### Task item
From the first line to the last, repeat the records exactly and skip the pictures.
(Input data begins)
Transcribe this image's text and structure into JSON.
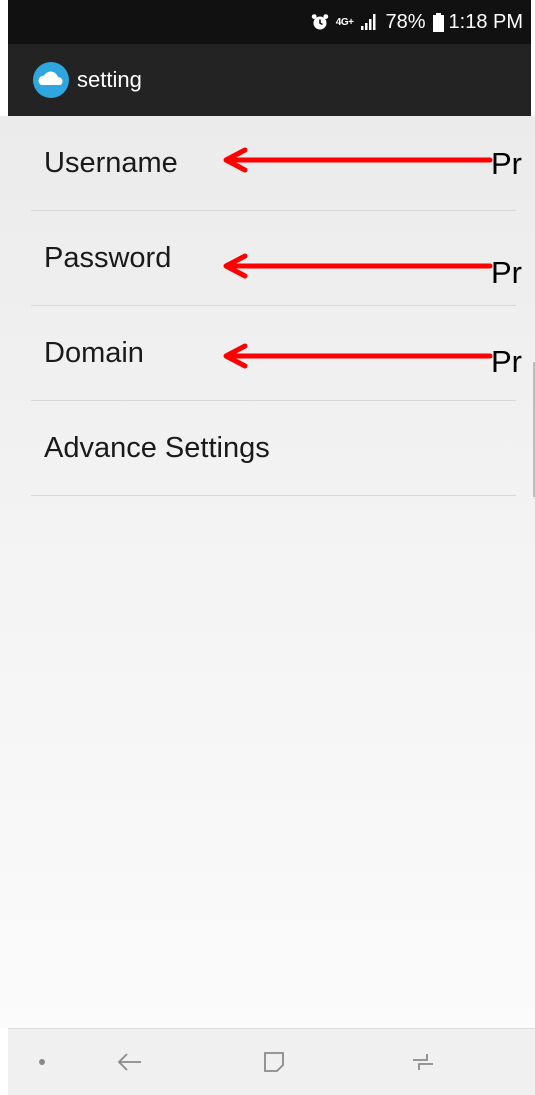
{
  "status_bar": {
    "network": "4G+",
    "battery": "78%",
    "time": "1:18 PM",
    "icons": [
      "alarm-icon",
      "signal-icon",
      "battery-icon"
    ]
  },
  "app_bar": {
    "title": "setting",
    "icon": "cloud-icon",
    "accent_color": "#2fa6df"
  },
  "settings": {
    "items": [
      {
        "label": "Username"
      },
      {
        "label": "Password"
      },
      {
        "label": "Domain"
      },
      {
        "label": "Advance Settings"
      }
    ]
  },
  "annotations": {
    "arrow_color": "#ff0000",
    "labels": [
      "Pr",
      "Pr",
      "Pr"
    ]
  },
  "nav_bar": {
    "icons": [
      "dot-icon",
      "back-icon",
      "home-icon",
      "recents-icon"
    ]
  }
}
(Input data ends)
### Answer
Transcribe this image's text and structure into JSON.
{
  "status_bar": {
    "network": "4G+",
    "battery": "78%",
    "time": "1:18 PM",
    "icons": [
      "alarm-icon",
      "signal-icon",
      "battery-icon"
    ]
  },
  "app_bar": {
    "title": "setting",
    "icon": "cloud-icon",
    "accent_color": "#2fa6df"
  },
  "settings": {
    "items": [
      {
        "label": "Username"
      },
      {
        "label": "Password"
      },
      {
        "label": "Domain"
      },
      {
        "label": "Advance Settings"
      }
    ]
  },
  "annotations": {
    "arrow_color": "#ff0000",
    "labels": [
      "Pr",
      "Pr",
      "Pr"
    ]
  },
  "nav_bar": {
    "icons": [
      "dot-icon",
      "back-icon",
      "home-icon",
      "recents-icon"
    ]
  }
}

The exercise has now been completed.